*RECORDS FOR THE TASK:*
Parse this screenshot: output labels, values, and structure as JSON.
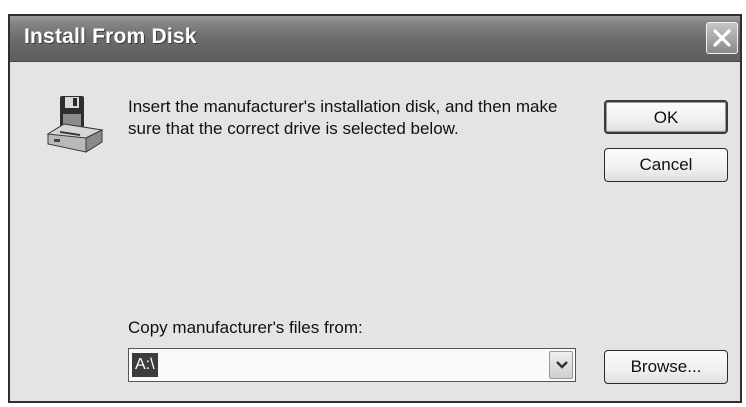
{
  "window": {
    "title": "Install From Disk"
  },
  "titlebar": {
    "close_icon": "close-icon"
  },
  "message": {
    "text": "Insert the manufacturer's installation disk, and then make sure that the correct drive is selected below.",
    "icon": "floppy-disk-drive-icon"
  },
  "buttons": {
    "ok_label": "OK",
    "cancel_label": "Cancel",
    "browse_label": "Browse..."
  },
  "copy_from": {
    "label": "Copy manufacturer's files from:",
    "value": "A:\\",
    "dropdown_icon": "chevron-down-icon"
  }
}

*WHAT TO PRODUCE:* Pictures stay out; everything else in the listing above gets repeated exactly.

*ANSWER SPACE:*
Parse this screenshot: output labels, values, and structure as JSON.
{
  "window": {
    "title": "Install From Disk"
  },
  "titlebar": {
    "close_icon": "close-icon"
  },
  "message": {
    "text": "Insert the manufacturer's installation disk, and then make sure that the correct drive is selected below.",
    "icon": "floppy-disk-drive-icon"
  },
  "buttons": {
    "ok_label": "OK",
    "cancel_label": "Cancel",
    "browse_label": "Browse..."
  },
  "copy_from": {
    "label": "Copy manufacturer's files from:",
    "value": "A:\\",
    "dropdown_icon": "chevron-down-icon"
  }
}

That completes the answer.